“We’re not just creating a plan, we’re really creating a culture, where we’re prioritizing this,” Celine said. “We’re talking about this as a climate justice issue, not just reducing our carbon emissions…This is going to impact everyone. And climate change is not going to impact everyone the same. And that’s why we are leading with race when we talk about this plan.”
Here’s how that’s happening.
Right now, five advisory groups and a steering committee made up of about 130 people (featuring city staff, nonprofit leaders, grassroots activists, and technical experts) are meeting monthly to develop targets and action items for the following topics areas:
- Transportation Electrification
- Sustainable Buildings
- Natural Systems
- Transportation and Land Use
- Consumerism/ Consumption
At the same time, the Office of Sustainability is partnering with the city’s Equity Office to apply an equity tool to screen actions and strategies that are coming out of these groups and being proposed for the climate plan.
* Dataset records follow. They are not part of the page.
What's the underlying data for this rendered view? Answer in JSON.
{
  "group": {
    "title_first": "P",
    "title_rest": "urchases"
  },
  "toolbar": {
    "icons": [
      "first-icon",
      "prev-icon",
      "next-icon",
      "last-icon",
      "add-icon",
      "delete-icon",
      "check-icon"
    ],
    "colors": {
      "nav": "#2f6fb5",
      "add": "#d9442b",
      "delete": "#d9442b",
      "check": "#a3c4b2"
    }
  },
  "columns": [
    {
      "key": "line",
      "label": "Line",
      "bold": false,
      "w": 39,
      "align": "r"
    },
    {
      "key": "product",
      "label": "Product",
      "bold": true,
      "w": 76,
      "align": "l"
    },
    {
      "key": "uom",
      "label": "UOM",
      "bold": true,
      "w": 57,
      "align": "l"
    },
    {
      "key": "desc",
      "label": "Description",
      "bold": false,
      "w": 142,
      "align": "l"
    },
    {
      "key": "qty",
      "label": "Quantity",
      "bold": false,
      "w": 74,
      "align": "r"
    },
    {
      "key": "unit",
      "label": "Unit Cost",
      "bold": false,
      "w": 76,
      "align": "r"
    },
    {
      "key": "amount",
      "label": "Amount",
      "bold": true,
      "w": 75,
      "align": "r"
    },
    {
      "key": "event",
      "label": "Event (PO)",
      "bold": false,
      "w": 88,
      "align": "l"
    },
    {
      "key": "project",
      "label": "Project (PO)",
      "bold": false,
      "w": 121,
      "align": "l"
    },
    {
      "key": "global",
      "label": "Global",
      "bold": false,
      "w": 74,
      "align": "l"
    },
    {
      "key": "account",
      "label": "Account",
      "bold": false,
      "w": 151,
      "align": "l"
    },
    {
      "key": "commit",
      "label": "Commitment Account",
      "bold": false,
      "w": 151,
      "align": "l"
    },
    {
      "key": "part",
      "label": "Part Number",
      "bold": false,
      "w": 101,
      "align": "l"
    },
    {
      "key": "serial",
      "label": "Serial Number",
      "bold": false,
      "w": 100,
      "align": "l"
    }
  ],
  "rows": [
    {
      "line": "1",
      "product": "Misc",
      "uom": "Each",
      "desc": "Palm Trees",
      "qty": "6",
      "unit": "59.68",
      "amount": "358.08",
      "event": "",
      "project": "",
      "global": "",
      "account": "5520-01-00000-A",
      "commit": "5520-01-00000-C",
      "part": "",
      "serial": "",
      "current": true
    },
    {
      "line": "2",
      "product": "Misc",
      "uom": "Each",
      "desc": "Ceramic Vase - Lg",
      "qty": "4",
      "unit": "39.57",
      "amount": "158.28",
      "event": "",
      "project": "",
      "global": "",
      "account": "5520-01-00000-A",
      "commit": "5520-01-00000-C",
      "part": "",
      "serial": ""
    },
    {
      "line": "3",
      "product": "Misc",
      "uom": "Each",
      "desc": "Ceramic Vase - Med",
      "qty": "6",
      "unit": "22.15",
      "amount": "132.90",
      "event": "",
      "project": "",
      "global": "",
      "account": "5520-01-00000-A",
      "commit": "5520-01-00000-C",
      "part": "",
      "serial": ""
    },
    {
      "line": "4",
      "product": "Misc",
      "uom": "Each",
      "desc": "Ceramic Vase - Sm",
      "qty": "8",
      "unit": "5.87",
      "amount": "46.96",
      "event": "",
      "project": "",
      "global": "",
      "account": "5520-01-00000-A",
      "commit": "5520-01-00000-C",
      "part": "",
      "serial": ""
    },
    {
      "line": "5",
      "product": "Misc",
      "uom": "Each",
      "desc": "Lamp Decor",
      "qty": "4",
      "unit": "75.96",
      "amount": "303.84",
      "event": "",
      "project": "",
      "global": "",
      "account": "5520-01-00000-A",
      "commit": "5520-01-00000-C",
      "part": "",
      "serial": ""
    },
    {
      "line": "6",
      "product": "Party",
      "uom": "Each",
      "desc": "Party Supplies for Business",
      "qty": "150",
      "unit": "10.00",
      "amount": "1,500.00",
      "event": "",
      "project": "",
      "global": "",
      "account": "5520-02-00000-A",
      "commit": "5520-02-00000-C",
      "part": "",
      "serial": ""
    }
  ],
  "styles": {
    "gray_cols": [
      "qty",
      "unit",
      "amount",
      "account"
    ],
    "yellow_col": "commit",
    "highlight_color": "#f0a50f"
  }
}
On top of that, 13 Climate Ambassadors are working with the Office of Sustainability to go into their own communities, lead conversations on climate change, and provide ongoing feedback for the plan.
“It’s really courageous, I think, for the folks that are involved in this plan to be doing something like that… It’s creating something different and it’s starting to bring awareness to other folks in the sustainability community,” Celine said.
So how can you get involved?
Attend one of the upcoming community climate workshops! During these events, you’ll have the opportunity to share your ideas and feedback on everything from barriers that keep you from riding your bike more often, to how we can all buy less stuff. The dates and times are listed below:
- Transportation Electrification Community Workshop – Tuesday, February 4th from 5:30pm to 8pm at Town Lake Center
- Sustainable Buildings Community Workshop – Saturday, February 8th from 2pm to 4:30pm at Huston-Tillotson University
- Natural Systems Community Workshop – Tuesday, February 11th from 5:30pm to 8pm the Carver Library
- Transportation and Land Use Community Workshop – Thursday, February 13th from 5:30pm to 8pm at the Carver Library
- Consumerism and Climate Change Community Workshop – Saturday, February 22nd from 10am to 1:30pm (location TBA)
At all of these workshops, food and drinks will be provided, and supervised child activities will be available for kids age 3 and up.
“I think for a long time, the Austin community has been guilty of separating the environment and the natural systems from the people,” Phoebe said during our AEN interview. “And I think that is something we’re also trying to do, is to ensure that the residents are actually seen as part of our climate system… and make it resonate with everybody, not just a few folks.”